This argument holds little water.

It is true that the broad liberty interests of unvaccinated individuals are affected by limiting where they can go, by instituting employment requirements, and by having their privacy intruded on by being required to disclose their vaccination status. Yet we already place limitations like this in many circumstances. Ontario schoolchildren have, for many years, been required to provide proof of vaccination to attend school. Smokers are not allowed to smoke in indoor public spaces, because we recognize the dangers of second-hand smoke.

In short, one person’s liberty interests end where the rights of others begin. We cannot allow people to invoke rights in the name of behaviour that produces incontrovertible harm to others.

Continue reading “No, a vaccine mandate does not violate rights”

June 3 report from the Board

Here are the updates from the June 3, 2021, FAUW Board of Directors meeting.

Policy 76 (Faculty Appointments) change

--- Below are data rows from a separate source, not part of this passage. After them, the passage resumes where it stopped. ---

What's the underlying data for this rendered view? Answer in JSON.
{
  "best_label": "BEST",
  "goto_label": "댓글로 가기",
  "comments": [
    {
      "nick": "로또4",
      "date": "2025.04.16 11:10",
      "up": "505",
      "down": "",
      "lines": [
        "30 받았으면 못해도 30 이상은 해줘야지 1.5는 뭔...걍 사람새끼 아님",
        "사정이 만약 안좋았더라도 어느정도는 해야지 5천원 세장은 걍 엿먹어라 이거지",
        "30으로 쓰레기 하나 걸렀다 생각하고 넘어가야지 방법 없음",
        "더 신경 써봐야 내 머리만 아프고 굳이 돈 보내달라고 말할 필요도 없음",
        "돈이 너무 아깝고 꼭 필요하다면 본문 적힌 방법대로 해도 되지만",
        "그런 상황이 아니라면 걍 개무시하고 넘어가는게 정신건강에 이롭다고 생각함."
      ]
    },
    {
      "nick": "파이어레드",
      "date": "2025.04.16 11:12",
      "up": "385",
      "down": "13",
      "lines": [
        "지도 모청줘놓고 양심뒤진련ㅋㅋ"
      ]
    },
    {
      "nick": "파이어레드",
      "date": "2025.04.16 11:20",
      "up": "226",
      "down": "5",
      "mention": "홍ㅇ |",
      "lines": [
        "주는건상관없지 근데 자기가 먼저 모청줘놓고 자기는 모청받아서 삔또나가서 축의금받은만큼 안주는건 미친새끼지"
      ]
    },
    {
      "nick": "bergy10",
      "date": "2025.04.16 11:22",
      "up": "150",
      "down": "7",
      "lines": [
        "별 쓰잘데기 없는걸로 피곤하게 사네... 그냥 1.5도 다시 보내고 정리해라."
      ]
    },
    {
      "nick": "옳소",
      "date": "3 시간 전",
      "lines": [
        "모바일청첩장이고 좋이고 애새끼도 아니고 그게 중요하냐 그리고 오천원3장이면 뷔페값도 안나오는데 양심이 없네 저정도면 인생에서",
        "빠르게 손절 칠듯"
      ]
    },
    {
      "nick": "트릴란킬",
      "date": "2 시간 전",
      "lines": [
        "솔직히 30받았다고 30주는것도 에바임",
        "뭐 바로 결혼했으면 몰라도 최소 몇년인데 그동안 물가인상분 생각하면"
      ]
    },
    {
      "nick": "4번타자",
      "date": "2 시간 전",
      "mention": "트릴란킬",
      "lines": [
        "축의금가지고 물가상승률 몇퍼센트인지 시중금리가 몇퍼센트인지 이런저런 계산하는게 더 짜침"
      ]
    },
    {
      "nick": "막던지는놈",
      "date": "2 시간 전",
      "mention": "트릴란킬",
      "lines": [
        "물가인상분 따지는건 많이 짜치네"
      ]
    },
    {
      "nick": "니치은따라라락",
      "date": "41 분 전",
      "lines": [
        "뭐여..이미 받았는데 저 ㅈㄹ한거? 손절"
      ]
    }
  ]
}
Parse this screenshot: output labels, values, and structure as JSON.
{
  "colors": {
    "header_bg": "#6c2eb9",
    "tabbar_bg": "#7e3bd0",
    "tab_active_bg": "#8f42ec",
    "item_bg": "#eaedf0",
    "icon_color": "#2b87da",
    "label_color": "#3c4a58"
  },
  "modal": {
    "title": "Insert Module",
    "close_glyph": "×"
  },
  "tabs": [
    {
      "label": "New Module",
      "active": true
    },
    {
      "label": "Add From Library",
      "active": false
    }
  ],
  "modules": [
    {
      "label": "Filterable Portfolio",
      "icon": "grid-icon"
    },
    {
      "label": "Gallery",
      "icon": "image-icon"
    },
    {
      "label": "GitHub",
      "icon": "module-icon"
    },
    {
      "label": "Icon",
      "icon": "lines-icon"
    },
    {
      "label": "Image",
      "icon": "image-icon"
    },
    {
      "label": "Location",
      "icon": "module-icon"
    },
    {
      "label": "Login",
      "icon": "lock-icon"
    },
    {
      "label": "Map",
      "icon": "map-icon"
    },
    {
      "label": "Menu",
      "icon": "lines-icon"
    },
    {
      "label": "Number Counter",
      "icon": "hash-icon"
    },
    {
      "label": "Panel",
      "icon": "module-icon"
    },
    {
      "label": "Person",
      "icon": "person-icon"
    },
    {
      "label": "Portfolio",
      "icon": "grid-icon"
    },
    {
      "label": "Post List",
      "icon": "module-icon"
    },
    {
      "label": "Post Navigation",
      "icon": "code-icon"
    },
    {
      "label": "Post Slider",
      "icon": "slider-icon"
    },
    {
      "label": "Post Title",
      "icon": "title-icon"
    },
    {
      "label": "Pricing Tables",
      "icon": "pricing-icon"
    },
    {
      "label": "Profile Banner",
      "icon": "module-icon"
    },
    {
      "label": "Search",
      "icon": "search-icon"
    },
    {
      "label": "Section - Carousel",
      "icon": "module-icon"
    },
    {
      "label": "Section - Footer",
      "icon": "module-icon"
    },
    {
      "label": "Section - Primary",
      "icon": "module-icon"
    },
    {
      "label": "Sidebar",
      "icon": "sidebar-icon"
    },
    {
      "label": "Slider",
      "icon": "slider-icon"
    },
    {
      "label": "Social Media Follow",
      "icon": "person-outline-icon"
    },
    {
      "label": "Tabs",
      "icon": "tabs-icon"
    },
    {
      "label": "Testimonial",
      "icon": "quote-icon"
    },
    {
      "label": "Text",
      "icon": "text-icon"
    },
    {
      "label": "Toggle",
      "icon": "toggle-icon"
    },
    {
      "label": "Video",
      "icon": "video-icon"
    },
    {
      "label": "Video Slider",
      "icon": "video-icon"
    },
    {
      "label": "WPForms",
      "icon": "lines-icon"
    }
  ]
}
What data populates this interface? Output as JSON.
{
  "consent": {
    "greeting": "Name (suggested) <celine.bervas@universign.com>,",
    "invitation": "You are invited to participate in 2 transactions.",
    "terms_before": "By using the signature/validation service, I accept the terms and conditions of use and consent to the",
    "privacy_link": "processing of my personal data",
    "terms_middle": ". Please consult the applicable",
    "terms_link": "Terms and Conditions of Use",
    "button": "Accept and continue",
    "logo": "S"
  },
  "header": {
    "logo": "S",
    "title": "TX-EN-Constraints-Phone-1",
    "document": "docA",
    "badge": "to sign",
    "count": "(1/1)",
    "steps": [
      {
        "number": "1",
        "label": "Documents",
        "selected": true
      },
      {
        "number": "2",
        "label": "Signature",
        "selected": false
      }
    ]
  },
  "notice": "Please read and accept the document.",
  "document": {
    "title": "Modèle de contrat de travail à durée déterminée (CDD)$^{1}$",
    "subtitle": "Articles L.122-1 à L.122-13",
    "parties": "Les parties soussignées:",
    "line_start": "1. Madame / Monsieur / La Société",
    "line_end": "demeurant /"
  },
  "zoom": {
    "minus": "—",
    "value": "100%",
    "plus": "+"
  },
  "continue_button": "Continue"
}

On June 1, the University Board of Governors approved an update to Policy 76 that changes the threshold for which appointments need to go through UARC—it will now review appointments “longer than two years,” rather than “two years or longer.” As we reported last time, this will remove the primary reason for two-years-minus-one-day appointments. We asked the deans to add an extra day to all two-years-minus-one-day appointments and have heard from three that they are doing so. Two faculties don’t have any such appointments, and the sixth is discussing the issue further but we expect that to be resolved soon.

This extra day comes with significantly improved benefits, including dental coverage, better sick leave, long-term disability coverage, access to the Employee & Family Assistance Program, eligibility for the new pregnancy and parental leave policy, and tuition benefits under Policy 4 (for employees) and Policy 24 (for employees’ children). It can also have implications for retirement benefits eligibility.

Other work on Policy 76/77 will continue through the summer.

Equity data survey

We’re excited that the University equity survey will be going out soon. We encourage you to participate in it. This survey is what will provide the Salary Anomaly Working Group with the data needed to run the race-based salary anomaly review that we negotiated in our latest salary settlement. There is a lot of information about the survey and how the data will be used on the Equity Office website.

Response to FAUW position on fall 2021

Mario Ioannidis is representing FAUW on the new return-to-campus working group. This group has representatives from the Staff Association, Occupational Health, the Safety Office, Human Resources, and Plant Operations, among other units, and meets every other week. They are informing institutional guidelines (e.g. classroom capacity) for a staged return from now through January 2022, and applying a change management framework to this return. The group recognizes that returning to campus significantly affects faculty members.

Mario and Johanna Wandel met with Plant Operations. Plant Ops started upgrading HVAC systems (of which there are more than 300) as soon as campus emptied out last year. They are using MERV 13 standard air filters throughout campus and we’re working with them on getting detailed data to members about the rooms they use.

Tenure and promotion 2021

We are asking the University to ensure that departmental and faculty tenure & promotion committees (and external referees) take the effects of the pandemic on teaching and research into account when reviewing tenure and promotion files this year.

Continue reading “June 3 report from the Board”